AstraZeneca, 4D team up to develop lung disease gene therapies

Research & development (Image: AstraZeneca)
The collaboration is underpinned by the progress of AAV vector technology. (AstraZeneca)

AstraZeneca and 4D Molecular Therapeutics have joined forces to develop gene therapies against chronic lung diseases. The collaboration will use 4D’s adeno-associated virus (AAV) vectors to create therapies that insert genes that code for therapeutic proteins into human cells.

Knowledge of the genetic roots of many chronic lung diseases, such as chronic obstructive pulmonary disease (COPD), has fueled interest in the use of gene therapies for years. However, while the interest has led to research into targets including alpha-1-antitrypsin, it has yet to translate into gene therapies with validated clinical efficacy.

AstraZeneca’s MedImmune and 4D are setting out on a path they hope will lead to such therapies. 4D is taking the lead on early steps in the process that are in its wheelhouse, such as vector discovery and engineering, optimization and process development. MedImmune will take over early in clinical development, enabling it to leverage AstraZeneca’s vast experience in respiratory diseases to power the programs forward.

The partners have yet to talk about the collaboration in much detail.
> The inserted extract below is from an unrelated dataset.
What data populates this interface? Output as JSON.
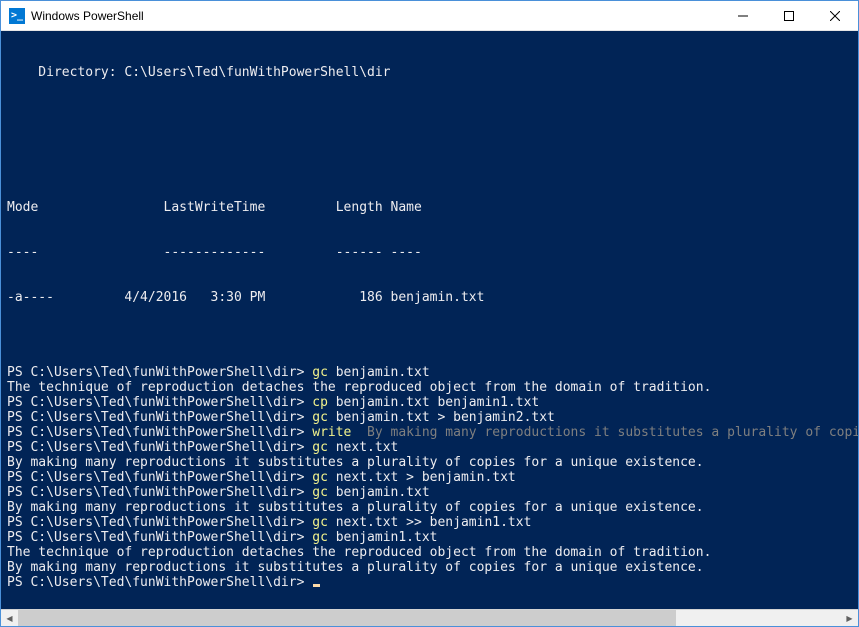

We know the plan is to equip AAV vectors to target dividing and nondividing cells in accessible tissue. Without integrating genetic material into the host genome, the vectors will drive production of proteins that interact with disease pathways. 4D and MedImmune have yet to share details such as the targets and indications.

AstraZeneca’s extensive interest in chronic lung diseases such as COPD means several indications could be on its hit list. In some cases, knowledge of the genetic roots of these indications has been available for years. What has been missing, as MedImmune sees it, is a vector to safely and effectively get genetic material to target cells. That barrier may now be coming down.

“Rapid advances in AAV therapy make this a promising tool to advance innovation in chronic lung disease, particularly in areas of high unmet need,” Roland Kolbeck, Ph.D., MedImmune’s VP of respiratory R&D, said in a statement.